He made one massive mistake, making a throw off his back foot to a covered Daniel Parker Jr. that resulted in a game-sealing interception. That said, he also turned two botched snaps into positive plays. One turned into a 28-yard gain after the Tennessee defense turned their eyes to the ball and not to receiver Keke Chism.
“I was cool, calm, and collected,” Bazelak said. “I don’t get very nervous. Just staying poised, and I think the offense kind of rallies around that, when they see the quarterback staying calm. They kind of play with it.”
Drops are a problem for the Tigers
Bazelak’s first drive, the one that included those big-time throws on unfavorable downs, did not end in seven points in large part because Knox dropped a pass on third and six from the Tennessee 10-yard line.
It would have been close to a first down and at the very least would have put Drinkwitz in a position to go for it on fourth and one, as road underdogs down by 14 deep in Volunteer territory.
“We gotta address [the drops],” Drinkwitz said. “Four big drops, two on third downs, one for an explosive play that would have been big for us.”
That “explosive play” was a deep throw to Dominic Gicinto, who had broken behind Tennessee’s secondary.
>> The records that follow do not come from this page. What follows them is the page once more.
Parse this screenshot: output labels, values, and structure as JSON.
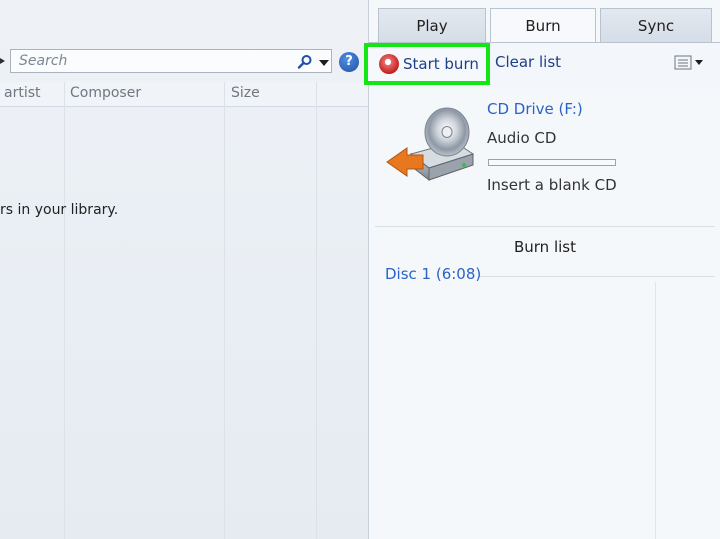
{
  "library": {
    "search_placeholder": "Search",
    "help_glyph": "?",
    "columns": [
      "artist",
      "Composer",
      "Size"
    ],
    "empty_message": "rs in your library."
  },
  "tabs": [
    {
      "label": "Play"
    },
    {
      "label": "Burn",
      "active": true
    },
    {
      "label": "Sync"
    }
  ],
  "toolbar": {
    "start_burn_label": "Start burn",
    "clear_list_label": "Clear list",
    "highlight_color": "#14e514"
  },
  "drive": {
    "name": "CD Drive (F:)",
    "media": "Audio CD",
    "progress": 0,
    "status": "Insert a blank CD"
  },
  "burn_list": {
    "title": "Burn list",
    "disc_label": "Disc 1 (6:08)"
  },
  "icons": [
    "search-icon",
    "chevron-down-icon",
    "help-icon",
    "burn-icon",
    "list-options-icon",
    "cd-drive-icon"
  ],
  "colors": {
    "link": "#2a62c8",
    "action": "#1f3f8a"
  }
}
If he had held onto the ball and kept his footing, he had nothing but green grass ahead of him.
Both of the Tigers’ starting outside receivers, Hazelton and Chism, dropped at least one pass as well.
“One was a third down and led to a field goal, the other one was a drive that had a chance to be a touchdown, and the other one was a drive to start the second half,” Drinkwitz said. “We can’t drop the football.”
Rountree performed well but isn’t satisfied
Running back Larry Rountree III ran well for the second week in a row, showcasing the quick change-of-direction ability that earned him third-team preseason All-SEC honors. He’s also been every bit the veteran leader the Tigers expected when they elected him captain for the 2020 season.
In keeping with that leadership, Rountree chose to focus not on his own solid play but on what the offense as a whole needs to improve upon. Specifically, they struggled mightily in the red zone, with Rountree accounting for their only touchdown of the day.
“You gotta have some pride in yourself and grab your nuts and know that you’re gonna score,” Rountree said. “When we get in the low red, we have to execute. I can’t count how many times we were in the red zone today and we only scored once. That’s not good enough.”
Manuel, Rakestraw forming a promising young defensive core
Nick Bolton’s excellent play on Saturday, with a game- and career-high 17 tackles, was nothing new. However, the second consecutive impressive performance for sophomore and first-year starter Martez Manuel, as well as cornerback Ennis Rakestraw, was encouraging.
Manuel finished second to Bolton with nine tackles, coming off an Alabama game in which he registered 3.5 tackles for loss. Rakestraw once again held his own in coverage, nearly coming away with his first interception in a Missouri uniform.
He’s made his share of rookie mistakes, like a pass interference penalty in the end zone and being the nearest man to Jaylen Waddle in coverage, but Drinkwitz has to be impressed with how the true freshman has performed.
It doesn’t get easier from here
Missouri will travel to Baton Rouge, La. to face the defending national champions on the road. Most of LSU’s contributors to that team — including Heisman trophy-winning quarterback Joe Burrow — are gone, but they remain a dangerous roster that has more talent than Missouri’s.
Drinkwitz knows this, and rather than reaching deep into his bag of tricks for plays that could turn the tables on the other Tigers, he’s choosing to focus on executing better and building a foundation.
“Tricks aren’t winning the SEC,” Drinkwitz said. “You gotta execute. We can try to trick people all we want and we have unique formations that cause some issues, and that’s what happened on the fourth down when we hit [TE] Logan [Christopherson for 37 yards], but we gotta execute better. That’s the solution.”
Edited by Maia Bond | firstname.lastname@example.org